Couples learn relationship resiliency at Strong Bonds event
By Senior Airman Orlando Corpuz, 154th Wing Public Affairs
/ Published March 28, 2019
HONOLULU, Hawaii --
Take care of your relationships so that you can take care of the mission.
That was the underlying theme of a weekend retreat held March 22-24, where 25 Hawaii Air National Guard [HIANG] married couples gathered at a Waikiki hotel for a weekend of learning, bonding, and re-energizing.
The weekend workshop was part of the Strong Bonds initiative, a National Guard funded, Chaplain-led program whose core mission of increasing readiness through relationship education has been helping service members develop important relationship skills for close to two decades.
HIANG Chaplains, chaplain assistants and a cadre of volunteers led the couples through exercises, mentoring sessions, and hands-on activities - all with the singular goal of imparting relationship enhancing skills.
“Strong Bonds is important to the mission because what we’re teaching couples and the airmen is to build resiliency…to build skills, and to have better, healthy marriages,” said Lt. Col. Leah Boling, Chaplain, 154th Wing. “If our airmen and our families are healthy and they’re happy, they’ll be fit to fight.”
Although a wide range of ranks were represented amongst the participants, from Senior Airman to Brigadier General, rank was generally invisible as all participants were encouraged to be open and honest with their partners and encourage each other.
“It’s important that the participants feel comfortable and at ease,” Boling said. “We want them to be able to open up and really focus on their partners and to support the other couples as needed. Part of that is to forget about rank for this weekend.”
While a wide range of ranks were represented, so to was the range of years that couples had been married. One couple had been married close to 40 years while another had just recently tied the knot.
Senior Airman Benjamin Suiso, 154th Medical Group medic and his wife Pomaika’i, were wed just a month prior and have a nine-month old baby together. They took the time to recharge their batteries.
“This is the first time in a while that we’ve had quality time together as a couple,” Suiso said. “We’ve been together for a while, but we still learned a lot about each other and how we can communicate better.”
HIANG Strong Bonds events are held two to three times per year. This iteration involved married couples; other events can focus on the family or single airmen.

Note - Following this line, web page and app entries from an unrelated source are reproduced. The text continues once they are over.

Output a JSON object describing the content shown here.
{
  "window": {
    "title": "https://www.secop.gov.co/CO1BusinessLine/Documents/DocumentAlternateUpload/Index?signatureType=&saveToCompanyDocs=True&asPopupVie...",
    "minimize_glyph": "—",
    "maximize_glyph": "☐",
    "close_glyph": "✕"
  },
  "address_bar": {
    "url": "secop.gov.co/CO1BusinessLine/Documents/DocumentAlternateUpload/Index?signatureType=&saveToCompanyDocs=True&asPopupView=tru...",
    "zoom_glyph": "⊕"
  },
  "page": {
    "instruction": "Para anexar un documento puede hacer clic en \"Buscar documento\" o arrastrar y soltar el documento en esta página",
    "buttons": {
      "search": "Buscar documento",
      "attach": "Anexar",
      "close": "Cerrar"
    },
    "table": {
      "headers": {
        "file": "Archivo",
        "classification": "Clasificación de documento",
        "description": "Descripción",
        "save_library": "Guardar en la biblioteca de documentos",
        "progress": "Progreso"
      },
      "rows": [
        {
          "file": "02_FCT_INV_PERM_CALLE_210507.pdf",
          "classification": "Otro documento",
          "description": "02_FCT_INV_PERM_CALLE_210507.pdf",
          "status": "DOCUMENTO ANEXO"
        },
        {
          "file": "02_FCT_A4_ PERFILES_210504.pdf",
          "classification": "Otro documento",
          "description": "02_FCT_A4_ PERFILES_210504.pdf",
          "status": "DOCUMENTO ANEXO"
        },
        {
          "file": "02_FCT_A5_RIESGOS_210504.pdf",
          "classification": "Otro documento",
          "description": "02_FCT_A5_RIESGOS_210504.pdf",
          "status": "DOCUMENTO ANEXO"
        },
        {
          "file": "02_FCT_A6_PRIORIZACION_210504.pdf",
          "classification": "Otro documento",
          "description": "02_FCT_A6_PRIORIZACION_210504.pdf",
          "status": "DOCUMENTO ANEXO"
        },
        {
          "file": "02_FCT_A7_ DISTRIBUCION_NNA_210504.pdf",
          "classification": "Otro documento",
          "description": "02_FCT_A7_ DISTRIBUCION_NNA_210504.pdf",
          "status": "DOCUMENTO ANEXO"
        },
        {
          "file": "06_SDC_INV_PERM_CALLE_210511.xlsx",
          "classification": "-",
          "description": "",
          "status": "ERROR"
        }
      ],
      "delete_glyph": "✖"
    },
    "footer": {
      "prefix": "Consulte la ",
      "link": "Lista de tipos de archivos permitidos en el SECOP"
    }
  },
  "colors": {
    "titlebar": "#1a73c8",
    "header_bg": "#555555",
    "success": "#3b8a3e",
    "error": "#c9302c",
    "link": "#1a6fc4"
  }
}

According to Boling, the Strong Bonds of today began as a relationship enhancing program at Schofield Barracks, Hawaii. With high deployment tempos, officials there saw the need for a formal program to help deploying troops and their families increase their relationship resiliency. The program was accepted Army wide and has since been adopted by both the Army and Air National Guard.
“To spend one weekend from Friday evening to Sunday noon with the couples and they open up their lives to you, that’s just a joy to me and a blessing,” Boling said.
The HIANG’s first Strong Bonds event was held in 2005.